## [EXERCISE OBJECTIVE]
How many lines in this data contain the string "city"? Reply with the number only.

##### DATA SHOWN #####

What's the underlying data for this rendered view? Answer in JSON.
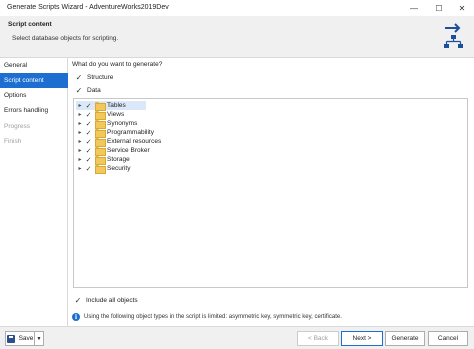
{
  "window": {
    "title": "Generate Scripts Wizard - AdventureWorks2019Dev",
    "minimize_glyph": "—",
    "maximize_glyph": "☐",
    "close_glyph": "✕"
  },
  "header": {
    "title": "Script content",
    "subtitle": "Select database objects for scripting.",
    "icon": "schema-flow-icon"
  },
  "sidebar": {
    "items": [
      {
        "label": "General",
        "state": "normal"
      },
      {
        "label": "Script content",
        "state": "active"
      },
      {
        "label": "Options",
        "state": "normal"
      },
      {
        "label": "Errors handling",
        "state": "normal"
      },
      {
        "label": "Progress",
        "state": "disabled"
      },
      {
        "label": "Finish",
        "state": "disabled"
      }
    ]
  },
  "main": {
    "question": "What do you want to generate?",
    "structure_label": "Structure",
    "structure_checked": true,
    "data_label": "Data",
    "data_checked": true,
    "tree": [
      {
        "label": "Tables",
        "checked": true
      },
      {
        "label": "Views",
        "checked": true
      },
      {
        "label": "Synonyms",
        "checked": true
      },
      {
        "label": "Programmability",
        "checked": true
      },
      {
        "label": "External resources",
        "checked": true
      },
      {
        "label": "Service Broker",
        "checked": true
      },
      {
        "label": "Storage",
        "checked": true
      },
      {
        "label": "Security",
        "checked": true
      }
    ],
    "include_all_label": "Include all objects",
    "include_all_checked": true,
    "info_text": "Using the following object types in the script is limited: asymmetric key, symmetric key, certificate."
  },
  "footer": {
    "save_label": "Save",
    "back_label": "< Back",
    "next_label": "Next >",
    "generate_label": "Generate",
    "cancel_label": "Cancel"
  },
  "colors": {
    "accent": "#1c6fd1",
    "folder": "#f2c85b"
  }
}
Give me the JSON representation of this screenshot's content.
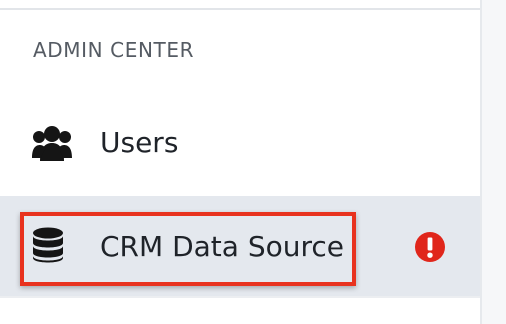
{
  "sidebar": {
    "section_heading": "ADMIN CENTER",
    "items": [
      {
        "label": "Users",
        "icon": "users-icon",
        "selected": false
      },
      {
        "label": "CRM Data Source",
        "icon": "database-icon",
        "selected": true,
        "status_icon": "error-alert-icon"
      }
    ]
  },
  "colors": {
    "selected_row": "#e4e8ee",
    "highlight_outline": "#e8321e",
    "alert": "#e0261b",
    "text": "#1f2329",
    "heading": "#555b63"
  }
}
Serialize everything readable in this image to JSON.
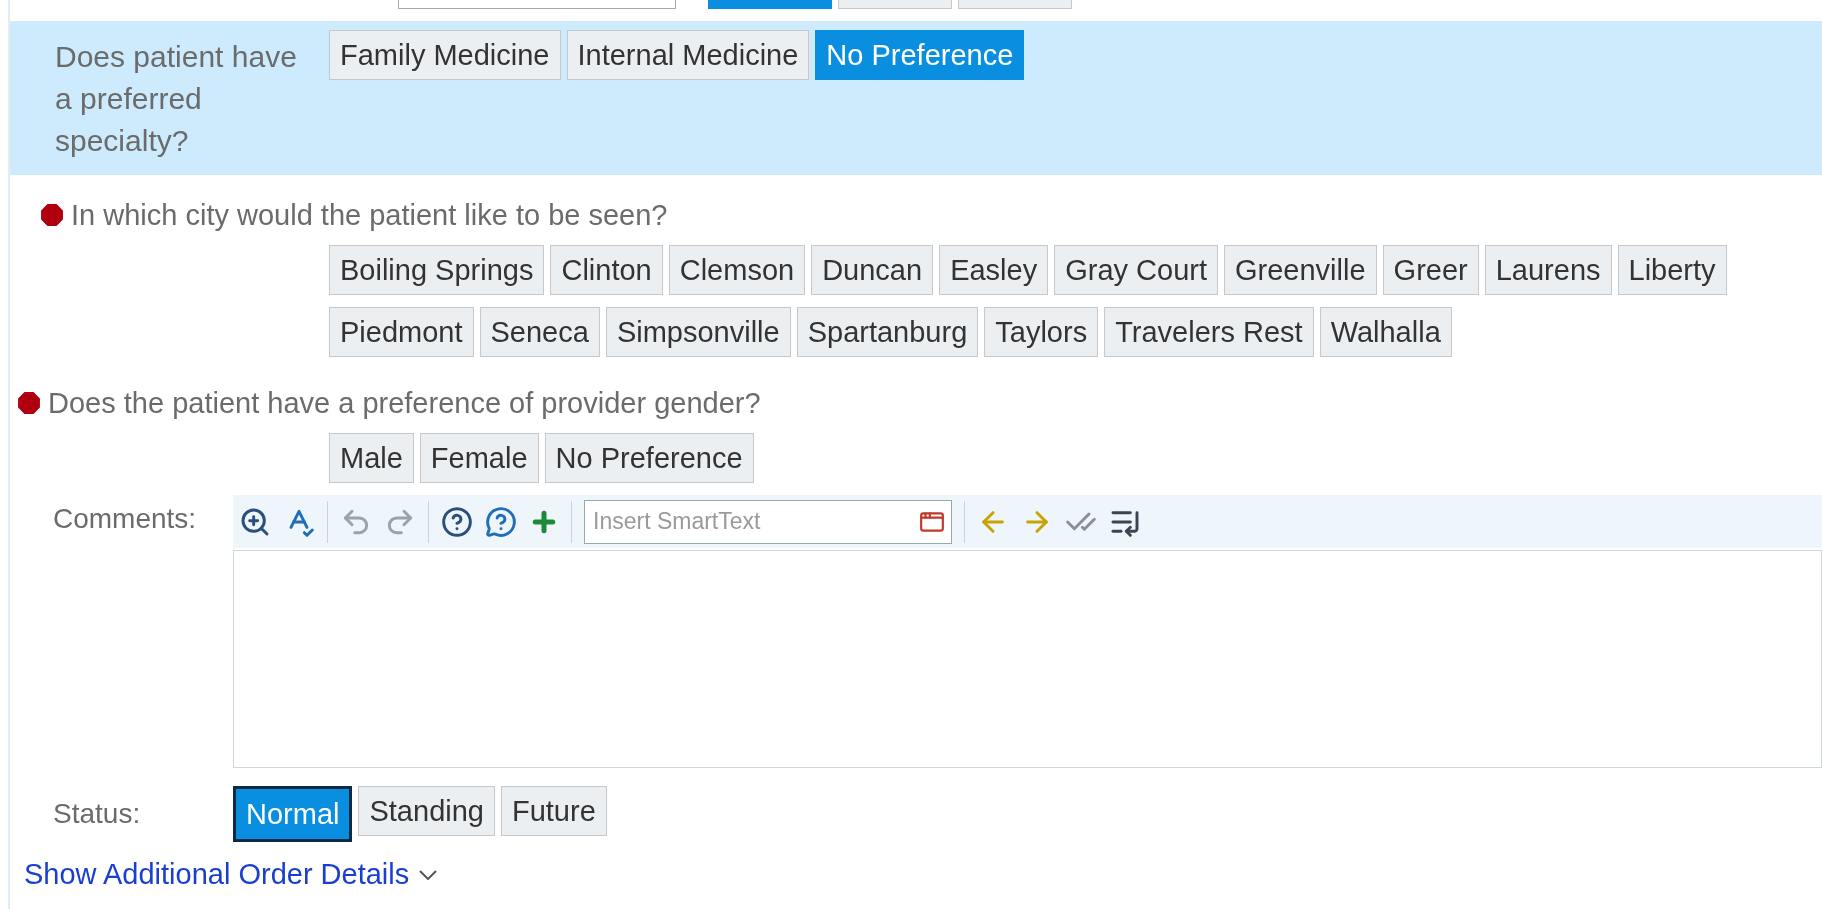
{
  "top_row": {
    "buttons": [
      {
        "selected": true
      },
      {
        "selected": false
      },
      {
        "selected": false
      }
    ]
  },
  "specialty": {
    "question": "Does patient have a preferred specialty?",
    "highlighted": true,
    "options": [
      {
        "label": "Family Medicine",
        "selected": false
      },
      {
        "label": "Internal Medicine",
        "selected": false
      },
      {
        "label": "No Preference",
        "selected": true
      }
    ]
  },
  "city": {
    "question": "In which city would the patient like to be seen?",
    "required": true,
    "options": [
      {
        "label": "Boiling Springs",
        "selected": false
      },
      {
        "label": "Clinton",
        "selected": false
      },
      {
        "label": "Clemson",
        "selected": false
      },
      {
        "label": "Duncan",
        "selected": false
      },
      {
        "label": "Easley",
        "selected": false
      },
      {
        "label": "Gray Court",
        "selected": false
      },
      {
        "label": "Greenville",
        "selected": false
      },
      {
        "label": "Greer",
        "selected": false
      },
      {
        "label": "Laurens",
        "selected": false
      },
      {
        "label": "Liberty",
        "selected": false
      },
      {
        "label": "Piedmont",
        "selected": false
      },
      {
        "label": "Seneca",
        "selected": false
      },
      {
        "label": "Simpsonville",
        "selected": false
      },
      {
        "label": "Spartanburg",
        "selected": false
      },
      {
        "label": "Taylors",
        "selected": false
      },
      {
        "label": "Travelers Rest",
        "selected": false
      },
      {
        "label": "Walhalla",
        "selected": false
      }
    ]
  },
  "gender": {
    "question": "Does the patient have a preference of provider gender?",
    "required": true,
    "options": [
      {
        "label": "Male",
        "selected": false
      },
      {
        "label": "Female",
        "selected": false
      },
      {
        "label": "No Preference",
        "selected": false
      }
    ]
  },
  "comments": {
    "label": "Comments:",
    "smarttext_placeholder": "Insert SmartText"
  },
  "status": {
    "label": "Status:",
    "options": [
      {
        "label": "Normal",
        "selected": true,
        "focused": true
      },
      {
        "label": "Standing",
        "selected": false,
        "focused": false
      },
      {
        "label": "Future",
        "selected": false,
        "focused": false
      }
    ]
  },
  "link": "Show Additional Order Details"
}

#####

## [EXPECTED OUTPUT]
2